ReaLITy Reads: Alex’s Response to SPEAK by Laurie Halse Anderson


Realistic fiction is a unique genre in YA because it illustrates challenging situations you may not have personally experienced but connects you to emotions you have. Whether it's uncovering life-altering secrets, making a tough choice, coming to terms with your sexuality or finding your voice, realistic fiction addresses themes relevant to real life. To highlight some of their fantastic realistic fiction, Macmillan established their ReaLITy program. Our Teen Board decided to check out these reads and respond to them in this blog series.

“It's easier not to say anything. Shut your trap, button your lip, can it. All that crap you hear on TV about communication and expressing feelings is a lie. Nobody really wants to hear what you have to say.”
― Laurie Halse Anderson, SPEAK
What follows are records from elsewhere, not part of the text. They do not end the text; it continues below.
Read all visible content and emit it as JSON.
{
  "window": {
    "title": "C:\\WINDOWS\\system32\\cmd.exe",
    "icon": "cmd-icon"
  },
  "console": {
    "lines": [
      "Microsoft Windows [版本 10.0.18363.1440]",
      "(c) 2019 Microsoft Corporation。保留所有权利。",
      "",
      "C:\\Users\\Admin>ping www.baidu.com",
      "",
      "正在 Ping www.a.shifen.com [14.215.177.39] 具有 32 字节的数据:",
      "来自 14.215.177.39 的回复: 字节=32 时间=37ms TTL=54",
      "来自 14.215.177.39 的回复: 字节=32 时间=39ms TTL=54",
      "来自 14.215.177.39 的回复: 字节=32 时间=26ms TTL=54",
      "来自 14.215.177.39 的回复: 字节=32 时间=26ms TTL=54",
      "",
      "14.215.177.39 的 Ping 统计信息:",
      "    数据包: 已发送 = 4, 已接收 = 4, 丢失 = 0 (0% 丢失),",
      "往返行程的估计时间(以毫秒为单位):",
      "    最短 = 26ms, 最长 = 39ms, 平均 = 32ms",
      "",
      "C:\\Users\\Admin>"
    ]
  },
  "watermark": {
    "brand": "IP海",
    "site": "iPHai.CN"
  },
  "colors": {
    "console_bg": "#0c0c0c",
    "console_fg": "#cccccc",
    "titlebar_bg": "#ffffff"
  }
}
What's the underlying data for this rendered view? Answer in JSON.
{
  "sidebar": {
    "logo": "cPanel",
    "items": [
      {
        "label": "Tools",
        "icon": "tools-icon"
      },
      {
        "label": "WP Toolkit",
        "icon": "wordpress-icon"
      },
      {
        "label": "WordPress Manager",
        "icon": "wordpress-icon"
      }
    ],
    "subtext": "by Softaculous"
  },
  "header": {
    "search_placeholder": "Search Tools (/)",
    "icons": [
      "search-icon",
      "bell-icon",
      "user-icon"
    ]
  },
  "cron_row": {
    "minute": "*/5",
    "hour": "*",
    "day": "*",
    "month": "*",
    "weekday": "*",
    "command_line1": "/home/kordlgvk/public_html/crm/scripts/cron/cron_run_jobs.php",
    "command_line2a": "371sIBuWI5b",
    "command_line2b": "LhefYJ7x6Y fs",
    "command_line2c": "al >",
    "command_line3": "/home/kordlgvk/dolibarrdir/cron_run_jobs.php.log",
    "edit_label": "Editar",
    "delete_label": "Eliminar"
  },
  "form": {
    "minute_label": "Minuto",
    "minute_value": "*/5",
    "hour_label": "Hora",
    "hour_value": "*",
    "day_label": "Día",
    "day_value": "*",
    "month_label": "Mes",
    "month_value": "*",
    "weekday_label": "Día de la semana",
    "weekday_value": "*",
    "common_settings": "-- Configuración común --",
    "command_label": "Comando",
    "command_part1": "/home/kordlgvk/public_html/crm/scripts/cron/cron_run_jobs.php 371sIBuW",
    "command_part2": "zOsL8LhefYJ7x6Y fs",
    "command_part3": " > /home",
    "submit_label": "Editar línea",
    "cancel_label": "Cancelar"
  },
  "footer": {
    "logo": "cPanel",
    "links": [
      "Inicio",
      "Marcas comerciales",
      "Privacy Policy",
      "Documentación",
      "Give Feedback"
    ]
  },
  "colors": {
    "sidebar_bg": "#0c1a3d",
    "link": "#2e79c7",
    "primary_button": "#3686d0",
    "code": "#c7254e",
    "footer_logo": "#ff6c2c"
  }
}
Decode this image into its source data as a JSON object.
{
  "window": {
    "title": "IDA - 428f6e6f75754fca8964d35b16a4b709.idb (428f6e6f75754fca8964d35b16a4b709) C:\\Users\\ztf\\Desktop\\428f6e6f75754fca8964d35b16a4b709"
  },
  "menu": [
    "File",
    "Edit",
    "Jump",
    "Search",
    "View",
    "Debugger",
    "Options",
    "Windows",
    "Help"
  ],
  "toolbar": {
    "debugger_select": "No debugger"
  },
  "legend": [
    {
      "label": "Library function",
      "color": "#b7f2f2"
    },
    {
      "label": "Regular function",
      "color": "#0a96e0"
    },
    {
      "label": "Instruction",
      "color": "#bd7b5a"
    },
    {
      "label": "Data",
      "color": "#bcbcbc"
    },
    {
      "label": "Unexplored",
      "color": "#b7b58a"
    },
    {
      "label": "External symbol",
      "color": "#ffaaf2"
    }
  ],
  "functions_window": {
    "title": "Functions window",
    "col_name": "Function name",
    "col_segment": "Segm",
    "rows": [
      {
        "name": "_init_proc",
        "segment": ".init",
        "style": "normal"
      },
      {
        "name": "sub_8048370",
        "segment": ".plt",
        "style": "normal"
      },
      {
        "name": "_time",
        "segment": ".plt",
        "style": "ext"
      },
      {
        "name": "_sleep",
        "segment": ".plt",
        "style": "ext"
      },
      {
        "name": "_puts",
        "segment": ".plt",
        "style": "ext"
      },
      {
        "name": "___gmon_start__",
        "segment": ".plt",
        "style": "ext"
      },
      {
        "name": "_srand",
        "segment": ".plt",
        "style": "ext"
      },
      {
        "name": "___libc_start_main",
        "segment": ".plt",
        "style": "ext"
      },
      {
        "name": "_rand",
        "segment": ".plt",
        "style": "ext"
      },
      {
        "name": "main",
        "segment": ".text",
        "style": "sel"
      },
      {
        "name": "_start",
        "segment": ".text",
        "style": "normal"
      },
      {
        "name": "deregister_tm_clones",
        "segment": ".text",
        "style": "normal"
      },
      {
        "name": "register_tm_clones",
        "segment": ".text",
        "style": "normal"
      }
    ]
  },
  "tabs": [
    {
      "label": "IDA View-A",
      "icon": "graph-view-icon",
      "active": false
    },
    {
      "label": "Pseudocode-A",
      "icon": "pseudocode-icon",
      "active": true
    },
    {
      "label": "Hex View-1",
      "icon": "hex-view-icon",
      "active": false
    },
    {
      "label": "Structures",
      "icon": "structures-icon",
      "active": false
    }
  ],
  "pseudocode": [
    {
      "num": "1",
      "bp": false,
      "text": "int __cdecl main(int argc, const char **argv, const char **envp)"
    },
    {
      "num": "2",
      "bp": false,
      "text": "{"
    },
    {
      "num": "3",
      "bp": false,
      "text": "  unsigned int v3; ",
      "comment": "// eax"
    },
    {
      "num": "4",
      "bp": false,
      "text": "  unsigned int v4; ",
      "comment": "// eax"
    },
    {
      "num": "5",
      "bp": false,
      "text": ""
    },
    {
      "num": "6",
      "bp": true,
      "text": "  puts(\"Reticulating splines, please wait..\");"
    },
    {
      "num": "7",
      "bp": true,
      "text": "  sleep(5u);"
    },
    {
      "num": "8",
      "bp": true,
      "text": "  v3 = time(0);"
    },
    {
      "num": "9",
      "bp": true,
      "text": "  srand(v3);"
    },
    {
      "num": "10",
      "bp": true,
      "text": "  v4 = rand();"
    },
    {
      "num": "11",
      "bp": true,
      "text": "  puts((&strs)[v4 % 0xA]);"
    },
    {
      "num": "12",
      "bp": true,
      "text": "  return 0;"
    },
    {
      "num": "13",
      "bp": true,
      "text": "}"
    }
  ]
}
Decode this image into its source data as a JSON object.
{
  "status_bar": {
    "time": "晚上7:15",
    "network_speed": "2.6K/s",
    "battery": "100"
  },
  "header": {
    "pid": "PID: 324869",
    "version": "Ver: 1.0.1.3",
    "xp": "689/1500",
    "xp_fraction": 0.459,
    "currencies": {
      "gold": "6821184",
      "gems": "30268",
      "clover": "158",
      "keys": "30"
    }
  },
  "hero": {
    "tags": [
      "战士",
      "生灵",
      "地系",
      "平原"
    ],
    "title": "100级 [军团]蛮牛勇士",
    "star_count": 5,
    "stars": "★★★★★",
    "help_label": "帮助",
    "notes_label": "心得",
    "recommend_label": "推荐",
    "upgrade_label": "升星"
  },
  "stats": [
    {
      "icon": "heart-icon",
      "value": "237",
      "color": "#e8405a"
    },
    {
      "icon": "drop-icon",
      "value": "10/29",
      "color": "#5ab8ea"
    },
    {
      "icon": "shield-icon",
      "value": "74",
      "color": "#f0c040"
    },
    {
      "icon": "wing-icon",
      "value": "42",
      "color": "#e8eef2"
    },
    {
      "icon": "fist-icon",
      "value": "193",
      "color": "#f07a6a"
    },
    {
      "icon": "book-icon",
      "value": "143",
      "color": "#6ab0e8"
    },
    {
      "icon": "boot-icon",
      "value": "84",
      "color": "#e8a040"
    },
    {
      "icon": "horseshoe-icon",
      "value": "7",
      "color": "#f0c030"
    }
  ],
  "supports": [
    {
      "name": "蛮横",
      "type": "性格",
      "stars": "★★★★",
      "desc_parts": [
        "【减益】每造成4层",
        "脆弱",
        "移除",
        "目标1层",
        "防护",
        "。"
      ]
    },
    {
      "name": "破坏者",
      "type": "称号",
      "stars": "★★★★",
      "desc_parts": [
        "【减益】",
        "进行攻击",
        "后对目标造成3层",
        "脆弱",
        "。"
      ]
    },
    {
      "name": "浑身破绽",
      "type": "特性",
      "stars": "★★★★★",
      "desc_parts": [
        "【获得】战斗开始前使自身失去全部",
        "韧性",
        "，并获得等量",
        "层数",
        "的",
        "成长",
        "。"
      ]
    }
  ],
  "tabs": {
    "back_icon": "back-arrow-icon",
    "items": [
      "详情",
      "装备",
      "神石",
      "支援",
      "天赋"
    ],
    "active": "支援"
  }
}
I am not much of a talker. I don't mind chats about what's on television or the latest music, but when it comes to the big stuff, the problems, the things that matter, I go mute. I can walk around for days barely speaking when I have a problem on my mind, refusing to answer the "are you okay"s and "what's going on"s. You see, I have to internalize issues. I think through what's going on and tackle it alone.

I don't speak. And this novel made me wonder if I should.

I think that I connected to this book on a personal level so much because of the main character, Melinda, simply due to the fact that she is so utterly normal. She might be anyone around you --- a neighbor, a friend, a classmate. What happened to Melinda could happen to anybody. The book is a work of fiction, but you finish it feeling denied the pleasure of knowing the events would never occur in real life.

My favorite books are the ones where not only the protagonist develops, but the reader does, too. SPEAK was one of those books. I felt like I was learning how to express my emotions alongside Melinda. While I haven't gone through the same situations as her, there are little pieces of
myself I see in her, and that's what made the novel special.

The further you go into the book, the more you learn about Melinda. It's like you're meeting a new friend, and like you would with a friend, you genuinely get attached to them. You root for her, and when she begins to speak out, there's a flicker ignited somewhere inside you that makes you want to speak out, too. You begin to realize that keeping quiet can't solve all your problems. The book starts a movement and is a read I would highly recommend to teens, lovers of realistic fiction and anyone who, like me, possesses a quiet mouth and a loud mind.